Stephen King – "The New York Times at Special Bargain Rates" Review

This short story of Mr. King’s “The New York Times…” really needed to be longer, it is better than “Harvey’s Dream,” but that isn’t saying much. It starts off with a mystery, and ends in twilight. He is by far no Bram Stoker in writing short stories; it is goofy, a little gross, plainly written, more satire than drama or whatever: to be honest, when he wrote the book “Just before Sunset,” he should have reviewed some of H.P. Lovecraft’s short stories, and Clark A. Smith’s, and Stokers: you can see he’s out of practice.

It is about a plane crash, and although Mr. King has a great imagination, he unendingly and unnecessarily plants dumb innuendos here and there throughout this ten-page story, although I think he’s having fun doing it. Anyhow, there is not much energy in this story, but a good story line. He cusses, and I can’t guess why, do people really cuss that much around him-do people really get a jolt out of that? It doesn’t do the story any good. His style is like a flat balloon although his dialogue is better than “Harvey’s Dream” and the narration is one step up.

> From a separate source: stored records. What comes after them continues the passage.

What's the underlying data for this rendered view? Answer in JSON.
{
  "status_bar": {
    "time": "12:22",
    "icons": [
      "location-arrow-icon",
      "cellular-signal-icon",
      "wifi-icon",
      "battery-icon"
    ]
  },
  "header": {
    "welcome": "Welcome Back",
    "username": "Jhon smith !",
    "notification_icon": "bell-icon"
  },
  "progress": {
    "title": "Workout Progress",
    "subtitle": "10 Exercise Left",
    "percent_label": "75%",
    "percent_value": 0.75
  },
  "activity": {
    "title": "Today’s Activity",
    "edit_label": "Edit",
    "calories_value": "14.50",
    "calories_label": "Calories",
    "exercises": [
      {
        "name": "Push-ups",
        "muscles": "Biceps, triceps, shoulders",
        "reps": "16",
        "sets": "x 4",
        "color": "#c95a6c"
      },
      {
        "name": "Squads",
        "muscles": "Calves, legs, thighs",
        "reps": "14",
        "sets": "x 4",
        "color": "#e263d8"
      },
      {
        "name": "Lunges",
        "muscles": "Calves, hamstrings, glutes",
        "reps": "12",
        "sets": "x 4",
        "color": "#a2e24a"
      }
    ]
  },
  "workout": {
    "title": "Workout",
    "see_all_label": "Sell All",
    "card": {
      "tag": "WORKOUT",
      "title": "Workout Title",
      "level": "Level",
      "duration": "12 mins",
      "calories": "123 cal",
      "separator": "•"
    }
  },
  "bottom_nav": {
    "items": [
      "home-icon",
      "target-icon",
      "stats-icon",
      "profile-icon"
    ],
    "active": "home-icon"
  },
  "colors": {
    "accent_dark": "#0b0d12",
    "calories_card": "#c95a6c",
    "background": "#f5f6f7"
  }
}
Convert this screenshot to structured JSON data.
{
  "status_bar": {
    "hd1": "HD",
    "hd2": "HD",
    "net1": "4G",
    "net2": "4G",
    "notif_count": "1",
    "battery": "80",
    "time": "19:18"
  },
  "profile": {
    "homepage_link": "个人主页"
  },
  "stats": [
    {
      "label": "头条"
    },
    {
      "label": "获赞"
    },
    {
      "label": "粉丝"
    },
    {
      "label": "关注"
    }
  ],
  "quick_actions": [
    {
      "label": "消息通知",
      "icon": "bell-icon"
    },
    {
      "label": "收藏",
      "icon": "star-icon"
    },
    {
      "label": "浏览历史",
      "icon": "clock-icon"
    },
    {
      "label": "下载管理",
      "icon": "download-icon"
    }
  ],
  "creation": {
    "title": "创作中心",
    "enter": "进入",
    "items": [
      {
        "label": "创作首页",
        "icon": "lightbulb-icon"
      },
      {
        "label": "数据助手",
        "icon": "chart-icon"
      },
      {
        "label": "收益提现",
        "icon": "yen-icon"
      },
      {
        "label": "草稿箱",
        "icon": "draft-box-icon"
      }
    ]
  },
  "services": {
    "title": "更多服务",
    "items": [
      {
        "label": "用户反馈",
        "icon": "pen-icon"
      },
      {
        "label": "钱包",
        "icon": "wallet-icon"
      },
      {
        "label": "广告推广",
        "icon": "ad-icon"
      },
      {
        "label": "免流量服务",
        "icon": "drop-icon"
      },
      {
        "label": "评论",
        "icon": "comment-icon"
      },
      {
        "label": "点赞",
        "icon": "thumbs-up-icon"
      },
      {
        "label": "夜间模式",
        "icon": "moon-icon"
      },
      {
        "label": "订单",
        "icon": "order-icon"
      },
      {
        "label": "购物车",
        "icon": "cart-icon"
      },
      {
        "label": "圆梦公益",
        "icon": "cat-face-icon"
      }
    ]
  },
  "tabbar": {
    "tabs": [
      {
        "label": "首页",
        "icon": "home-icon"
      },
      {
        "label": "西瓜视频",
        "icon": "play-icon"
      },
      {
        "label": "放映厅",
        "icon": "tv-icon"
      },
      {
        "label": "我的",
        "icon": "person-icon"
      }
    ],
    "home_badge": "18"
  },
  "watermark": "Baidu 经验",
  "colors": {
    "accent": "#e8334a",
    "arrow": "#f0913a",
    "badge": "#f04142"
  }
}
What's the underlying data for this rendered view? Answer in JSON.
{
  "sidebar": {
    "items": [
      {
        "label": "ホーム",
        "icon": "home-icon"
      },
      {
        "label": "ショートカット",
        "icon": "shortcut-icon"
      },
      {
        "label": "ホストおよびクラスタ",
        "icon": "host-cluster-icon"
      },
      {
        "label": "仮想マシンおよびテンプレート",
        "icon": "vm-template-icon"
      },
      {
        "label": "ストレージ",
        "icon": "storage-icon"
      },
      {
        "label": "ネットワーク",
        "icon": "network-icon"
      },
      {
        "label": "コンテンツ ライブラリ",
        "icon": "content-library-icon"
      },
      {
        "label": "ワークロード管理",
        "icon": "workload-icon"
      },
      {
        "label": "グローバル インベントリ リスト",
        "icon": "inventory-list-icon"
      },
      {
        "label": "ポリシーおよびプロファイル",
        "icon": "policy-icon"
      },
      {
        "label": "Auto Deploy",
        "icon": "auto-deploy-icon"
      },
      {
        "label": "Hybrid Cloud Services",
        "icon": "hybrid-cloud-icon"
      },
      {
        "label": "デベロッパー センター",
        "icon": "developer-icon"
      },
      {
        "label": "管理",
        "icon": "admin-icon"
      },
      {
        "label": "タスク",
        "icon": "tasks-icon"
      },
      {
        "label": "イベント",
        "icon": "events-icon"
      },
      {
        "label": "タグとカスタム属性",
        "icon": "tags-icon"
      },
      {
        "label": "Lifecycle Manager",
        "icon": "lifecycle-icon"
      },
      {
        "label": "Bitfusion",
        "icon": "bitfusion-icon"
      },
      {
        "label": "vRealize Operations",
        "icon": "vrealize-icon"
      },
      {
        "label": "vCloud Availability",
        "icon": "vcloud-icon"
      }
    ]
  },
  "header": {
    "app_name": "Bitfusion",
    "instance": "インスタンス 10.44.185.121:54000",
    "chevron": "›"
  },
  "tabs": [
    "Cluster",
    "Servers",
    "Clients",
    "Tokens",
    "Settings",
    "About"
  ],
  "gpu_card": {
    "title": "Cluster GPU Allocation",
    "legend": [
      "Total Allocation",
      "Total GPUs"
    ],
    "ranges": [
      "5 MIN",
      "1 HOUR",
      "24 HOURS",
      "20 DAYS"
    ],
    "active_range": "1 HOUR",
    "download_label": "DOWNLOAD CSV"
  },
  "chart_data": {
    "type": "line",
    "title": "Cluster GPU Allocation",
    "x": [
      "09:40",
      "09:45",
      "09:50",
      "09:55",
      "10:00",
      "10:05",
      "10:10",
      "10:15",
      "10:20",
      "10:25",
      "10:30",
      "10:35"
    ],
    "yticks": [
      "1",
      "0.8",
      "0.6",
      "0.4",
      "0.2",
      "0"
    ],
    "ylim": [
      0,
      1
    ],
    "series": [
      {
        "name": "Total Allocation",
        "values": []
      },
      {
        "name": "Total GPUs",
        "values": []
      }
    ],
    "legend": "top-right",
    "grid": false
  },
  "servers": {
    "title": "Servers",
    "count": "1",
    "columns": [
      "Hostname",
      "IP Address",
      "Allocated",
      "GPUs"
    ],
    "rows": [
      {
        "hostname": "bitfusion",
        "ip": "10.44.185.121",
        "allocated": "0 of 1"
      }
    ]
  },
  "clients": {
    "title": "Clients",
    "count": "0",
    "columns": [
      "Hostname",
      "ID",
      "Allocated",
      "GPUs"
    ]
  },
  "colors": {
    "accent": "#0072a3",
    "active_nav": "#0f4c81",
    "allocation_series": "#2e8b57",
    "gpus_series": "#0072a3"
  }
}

I’m not going to tell you the end of the story, a writer needs to sell books, good or not. If you read it, you’ll have to read it twice to absorb it completely I do believe: or read it slow. Plus, he could have found a better name for the story. He’s lucky he has a following; he’d starve to death if he depended on this book. (8-12-2010)

Short Story Review – Stephen King’s "Harvey’s Dream"

From the book “Just after Sunset,” by Stephen King: “Harvey’s Dream” a ten page story, in a book over 350-pages, $28.000 (I got it on sale for $7.00; thank goodness), dated 2008. To my knowledge, Mr. King hasn’t written short stories for a while, this book was his first in a number of years. It says on the leaf inside the book “Stephen King…delivers an astonishing collection of short stories….” Harvey’s Dream, is far from being astonishing. I read a few of his books years ago, only one impressed me, but I never read his short stories, and this story is badly written, by anybody’s standards. I haven’t gotten to the full book yet, it make take a year or two after reading this ten-page story which is real stale, oversimplified, written in short sentences that don’t seem to connect properly.

He uses stupid phrases, idioms that don’t fit the character or mood or life of the story-and perhaps a bit confusing for the younger reader; it seems he’s simply grabbing at anything, knowing his name will carry the book over the silliness of it all, the sentences-in particular their endings awkward to say the least. He sounds like a reporter, and a 3rd person reporter, that shouldn’t be reporting. He uses four-letter words, cuss words, to maximize the potency, or let’s say, to emphases the mood, and by gosh, it just falls fat, like someone staring at you, dumbfounded.

He uses click, catchphrases, tags like “Waterloo,” or “Alfalfa of the Little Rascals,” or “The Sopranos,” to make his point (dumb, dumb and dumber). I can’t imagine any one wanting to reread this story, and I’m afraid to move on and read the other several stories in the book, it’s embarrassing, I’m embarrassed for him-odd isn’t it. He’s evidently, not working for posterity of his works, most folks, writers nowadays aren’t, and it shows. But this story should never have been put into the book, it’s really beneath him. (8-11-2010)

Ayana (Short Story Written by Stephen King)

(Short Story Written by Stephen King)

For a short story we are dealing with a lot of character names to remember. Consequently, this takes a lot of work and concentration, is the story worth it? Good question. In comparison to “Harvey’s Dream,” and “The New York Times…” along with “Rest Stop,” it is a little better written, although the ending in “Rest Stop,” is far above “Alana’s ending.

In “Ayana” he only cusses once, thank goodness- every time someone does in these so called modern stories, it just smells as if s/he has a bad vocabulary (the author, not the character), as if the author couldn’t find a good replacement-limited expressions. Anyhow, this is my forth review and forth short story out of the book: “Just after Sunset,” of which I’ve read of Mr. King’s. It is better written than the previous three-I repeat- and has good descriptions, good explaining, theme building is good, stays in his proper tenses; he shows the despairing-ness in growing old, his similes are good for once, in the last three stories it would have been better to have dropped them. I actually found a little style in this story believe it or not, although he took it from Sherwood Anderson, but as Hemingway once said: you can take, only if you can do it better. Perhaps he didn’t need much dialogue in this story either, because it is not there, since he used a narration that was more reporting than being involved-which always lacks in adjectives. There is not much suspense in this as there was in “Rest Stop.”

Actually the ending was a little flat in “Ayana” but we all can’t come up with dynamic endings every time-now can we. I guess the story is good enough, although I’d not nominated it for a Blue Ribbon. It is not a great story, but again I repeat, the aging dilemma we all face is the thread that holds the story together for me.